Eliza Hembrow and Sander Marskamp setting off to ride their Ronde van Nederland.
Today, Eliza and her boyfriend Sander, who have already travelled the world together have set off to conquer the Netherlands. They'll ride all the way around the country, which is a similar distance to LEJOG, following their own route to pass places and people that they'd like to visit. I've no fear for their safety on a tour in the Netherlands. This time it's plausible for them to do updates on the road so Eliza and Sander will update their own blog daily during the ride. Follow their blog.

I love my oma t-shirt now available
from our webshop
Sander has a business designed, printing and selling organic cotton t-shirts using all vegan materials. Some of these are now available in our webshop.

Both Eliza and Sander are riding proper steel touring bikes which are older than they are. We know the history of Eliza's bike as this is a Claud Butler mixte frame bike made of 531 steel which Judy used to ride. With a little occasional attention, bikes like this last forever. We overhauled both bikes in the last few days and with new tyres, new bar tape, new panniers, mudguardschains and oil these bikes are riding as if new.
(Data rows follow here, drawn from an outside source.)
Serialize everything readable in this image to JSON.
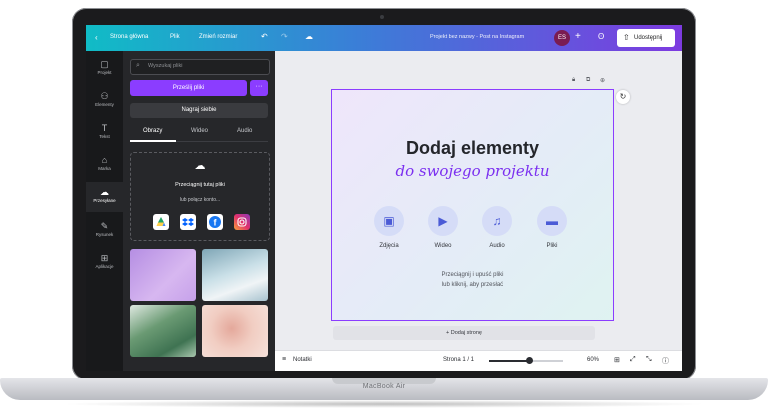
{
  "device": {
    "label": "MacBook Air"
  },
  "topbar": {
    "home": "Strona główna",
    "file": "Plik",
    "resize": "Zmień rozmiar",
    "doc_title": "Projekt bez nazwy - Post na Instagram",
    "avatar": "ES",
    "share": "Udostępnij",
    "icons": {
      "back": "chevron-left-icon",
      "undo": "undo-icon",
      "redo": "redo-icon",
      "cloud": "cloud-sync-icon",
      "add": "plus-icon",
      "analytics": "stats-icon",
      "share": "upload-icon"
    }
  },
  "rail": {
    "items": [
      {
        "label": "Projekt",
        "icon": "template-icon"
      },
      {
        "label": "Elementy",
        "icon": "elements-icon"
      },
      {
        "label": "Tekst",
        "icon": "text-icon"
      },
      {
        "label": "Marka",
        "icon": "brand-icon"
      },
      {
        "label": "Przesyłane",
        "icon": "cloud-upload-icon",
        "active": true
      },
      {
        "label": "Rysunek",
        "icon": "draw-icon"
      },
      {
        "label": "Aplikacje",
        "icon": "apps-icon"
      }
    ]
  },
  "panel": {
    "search_placeholder": "Wyszukaj pliki",
    "upload_button": "Prześlij pliki",
    "more_button": "···",
    "record_button": "Nagraj siebie",
    "tabs": [
      "Obrazy",
      "Wideo",
      "Audio"
    ],
    "active_tab": "Obrazy",
    "dropzone": {
      "title": "Przeciągnij tutaj pliki",
      "subtitle": "lub połącz konto...",
      "services": [
        {
          "name": "google-drive-icon",
          "color": "#ffffff"
        },
        {
          "name": "dropbox-icon",
          "color": "#0061fe"
        },
        {
          "name": "facebook-icon",
          "color": "#1877f2"
        },
        {
          "name": "instagram-icon",
          "color": "#e1306c"
        }
      ]
    }
  },
  "canvas": {
    "title": "Dodaj elementy",
    "subtitle": "do swojego projektu",
    "media": [
      {
        "label": "Zdjęcia",
        "icon": "image-icon",
        "glyph": "▣"
      },
      {
        "label": "Wideo",
        "icon": "video-icon",
        "glyph": "▶"
      },
      {
        "label": "Audio",
        "icon": "music-icon",
        "glyph": "♫"
      },
      {
        "label": "Pliki",
        "icon": "folder-icon",
        "glyph": "▬"
      }
    ],
    "hint_line1": "Przeciągnij i upuść pliki",
    "hint_line2": "lub kliknij, aby przesłać",
    "add_page": "+ Dodaj stronę"
  },
  "bottombar": {
    "notes": "Notatki",
    "page_indicator": "Strona 1 / 1",
    "zoom": "60%",
    "zoom_fraction": 0.55
  },
  "colors": {
    "accent": "#8b3dff",
    "dark_panel": "#26272a"
  }
}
Lunch time
In an update at around lunchtime, Eliza sent us a photo. She'd bumped into that same Terry with whom I rode LEJOG ten years. While Eliza and Sander head South, Terry is heading North towards us.
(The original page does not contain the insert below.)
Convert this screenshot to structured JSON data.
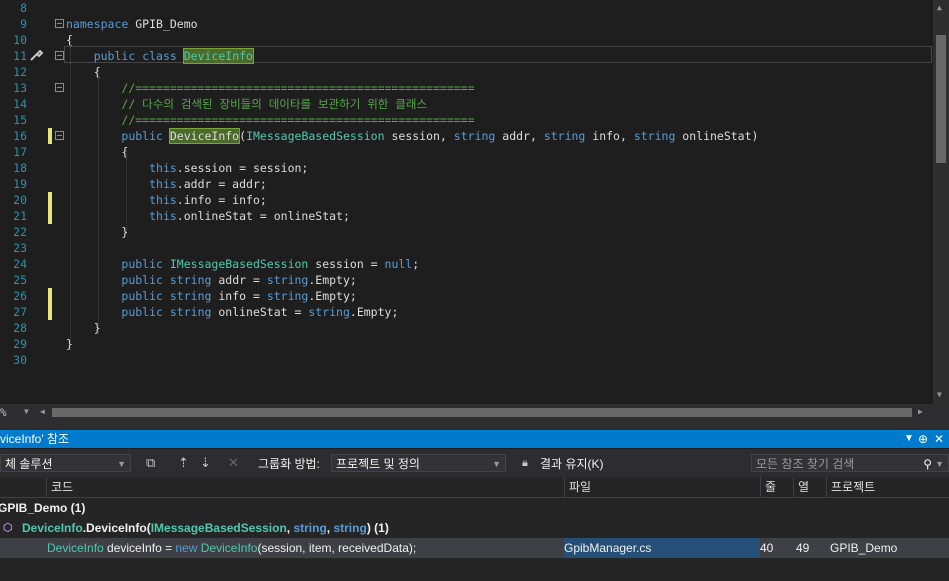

They met each other on a cycle-path about 50 km south of here while heading in opposite directions on the same path. Cycle-paths in the Netherlands form a grid which covers the entire country.

To give away:Hundreds of free bicycles
Brexit special !
Yes, I know the brexit fallout has been getting everyone down. It's affected us quite badly too. Brexit also pushed up prices for British customers. We'd like to help by sending British customers food parcels. For a limited time and while stocks last, if you spend over €30 (ex VAT) in the webshop and use the "brexitfood" or "freepasta" discount codes at the checkout then you can add a bag of bicycle shaped pasta to your order for free. You don't have to be British or in the EU to get free pasta. This offer is available worldwide.

Ten year Study Tour anniversary
It's not only ten years since I rode from Land's End to John o'Groats but also ten years since we organised our first cycling study tour in the Netherlands. The anniversary open tour is in September. Book now.

In other news, I dare say many of you have noticed the news that a Tesla car with self-driving feature has been involved in the first fatality in a self-driving car. Sad news for all those involved. First off, I think it fair to say that I think there is good reason to believe that automation will result in fewer fatal car crashes than human drivers currently do. However, as cyclists we should note how the crash occurred: "Neither Autopilot nor the driver noticed the white side of the tractor trailer against a brightly lit sky, so the brake was not applied." This crash is not only the first recorded lethal incident due to a self-driving car but also appears to be the first lethal computer controlled SMIDSY ("Sorry Mate I Didn't See You") incident. If the computer can't see a truck under all conditions, can it see a cyclist ?

Drivers who report not having seen a cyclist often genuinely have not seen and processed the presence of that cyclist. This can be for reason of lack of attention, bad light, being blinded by sunlight. Human failings. In this case, the error was not made by a human but by a computer which managed not to notice a truck because it was blinded by sunlight. Just as with human drivers who have made errors in the past, in this case the computer simply continued to drive at the same speed until the collision occurred.

I think this automated SMIDSY rather reinforces the point which I made a while back that perfect driving can never happen. Training of drivers, threatening huge fines and even replacing them with automation will not result in perfectly safe driving. The only way of keeping cyclists safe from the danger of motor vehicles is to remove the danger of motor vehicles from where cyclists are. This can be achieved by building cycle-paths, or by unravelling routes so that cyclists encounter very few motor vehicles - that being a form of segregation without cycle-paths.